_PROBLEM STATEMENT_
Every line containing the string "data" should be returned from the records.

RECORDS PROVIDED Block Start

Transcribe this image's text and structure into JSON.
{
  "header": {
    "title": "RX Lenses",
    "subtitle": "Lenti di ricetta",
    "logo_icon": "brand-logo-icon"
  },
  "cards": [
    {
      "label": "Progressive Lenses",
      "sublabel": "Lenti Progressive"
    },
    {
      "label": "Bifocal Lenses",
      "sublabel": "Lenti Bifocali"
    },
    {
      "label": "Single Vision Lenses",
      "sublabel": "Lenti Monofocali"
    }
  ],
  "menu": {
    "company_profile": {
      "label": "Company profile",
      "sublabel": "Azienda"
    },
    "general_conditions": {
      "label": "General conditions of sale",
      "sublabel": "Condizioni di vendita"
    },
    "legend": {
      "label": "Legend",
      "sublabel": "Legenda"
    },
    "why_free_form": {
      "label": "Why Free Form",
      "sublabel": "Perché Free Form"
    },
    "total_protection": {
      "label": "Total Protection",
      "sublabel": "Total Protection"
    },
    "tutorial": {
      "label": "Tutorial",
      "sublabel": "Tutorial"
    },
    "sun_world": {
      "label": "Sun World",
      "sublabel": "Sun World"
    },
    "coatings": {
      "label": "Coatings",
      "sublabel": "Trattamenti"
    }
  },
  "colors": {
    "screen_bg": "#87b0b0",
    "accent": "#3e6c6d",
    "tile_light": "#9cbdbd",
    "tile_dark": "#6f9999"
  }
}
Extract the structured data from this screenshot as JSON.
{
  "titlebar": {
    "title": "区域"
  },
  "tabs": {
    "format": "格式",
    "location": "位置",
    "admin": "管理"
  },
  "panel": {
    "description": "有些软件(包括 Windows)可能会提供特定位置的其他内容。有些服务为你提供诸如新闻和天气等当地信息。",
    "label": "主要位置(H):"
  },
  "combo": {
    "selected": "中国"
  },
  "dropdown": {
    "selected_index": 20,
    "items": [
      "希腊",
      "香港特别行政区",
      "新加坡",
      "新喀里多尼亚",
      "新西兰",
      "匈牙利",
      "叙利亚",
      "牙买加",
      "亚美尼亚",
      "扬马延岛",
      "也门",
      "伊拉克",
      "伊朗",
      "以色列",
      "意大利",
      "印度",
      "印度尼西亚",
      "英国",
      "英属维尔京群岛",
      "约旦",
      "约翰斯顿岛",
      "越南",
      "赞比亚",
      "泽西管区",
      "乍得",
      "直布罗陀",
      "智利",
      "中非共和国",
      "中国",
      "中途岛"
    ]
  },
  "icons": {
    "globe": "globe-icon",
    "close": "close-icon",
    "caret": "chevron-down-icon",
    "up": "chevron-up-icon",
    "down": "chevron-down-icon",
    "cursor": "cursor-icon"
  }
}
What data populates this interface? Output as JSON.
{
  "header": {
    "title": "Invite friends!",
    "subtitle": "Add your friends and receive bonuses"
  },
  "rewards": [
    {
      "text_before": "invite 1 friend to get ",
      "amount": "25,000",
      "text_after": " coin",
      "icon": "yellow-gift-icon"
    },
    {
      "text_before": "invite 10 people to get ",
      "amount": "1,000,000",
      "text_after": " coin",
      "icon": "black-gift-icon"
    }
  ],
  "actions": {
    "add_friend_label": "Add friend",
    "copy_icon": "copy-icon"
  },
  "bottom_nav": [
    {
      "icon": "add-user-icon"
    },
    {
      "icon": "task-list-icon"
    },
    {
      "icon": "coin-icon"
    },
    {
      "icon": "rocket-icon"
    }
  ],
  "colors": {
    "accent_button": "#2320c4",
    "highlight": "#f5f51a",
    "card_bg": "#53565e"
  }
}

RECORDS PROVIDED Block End
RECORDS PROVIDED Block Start

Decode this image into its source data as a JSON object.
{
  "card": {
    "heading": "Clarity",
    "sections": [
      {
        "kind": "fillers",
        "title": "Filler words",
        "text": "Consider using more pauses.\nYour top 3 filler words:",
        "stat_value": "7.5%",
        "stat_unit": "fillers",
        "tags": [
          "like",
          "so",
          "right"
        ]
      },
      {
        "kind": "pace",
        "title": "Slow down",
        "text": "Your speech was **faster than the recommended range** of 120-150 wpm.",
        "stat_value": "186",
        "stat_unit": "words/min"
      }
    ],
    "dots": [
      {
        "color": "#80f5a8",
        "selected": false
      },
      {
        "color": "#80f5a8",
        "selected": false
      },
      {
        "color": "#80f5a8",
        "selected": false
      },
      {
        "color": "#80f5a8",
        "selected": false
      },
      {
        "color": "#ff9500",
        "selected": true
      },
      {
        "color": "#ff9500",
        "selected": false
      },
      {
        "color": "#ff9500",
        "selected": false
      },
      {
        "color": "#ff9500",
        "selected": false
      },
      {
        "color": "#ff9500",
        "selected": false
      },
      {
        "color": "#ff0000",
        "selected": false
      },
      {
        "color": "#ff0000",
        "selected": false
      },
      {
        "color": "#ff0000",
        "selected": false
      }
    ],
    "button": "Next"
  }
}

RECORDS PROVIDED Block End

_ANSWER TO THIS EXERCISE_
Extract the structured data from this screenshot as JSON.
What data populates this interface? Output as JSON.
Decode this image into its source data as a JSON object.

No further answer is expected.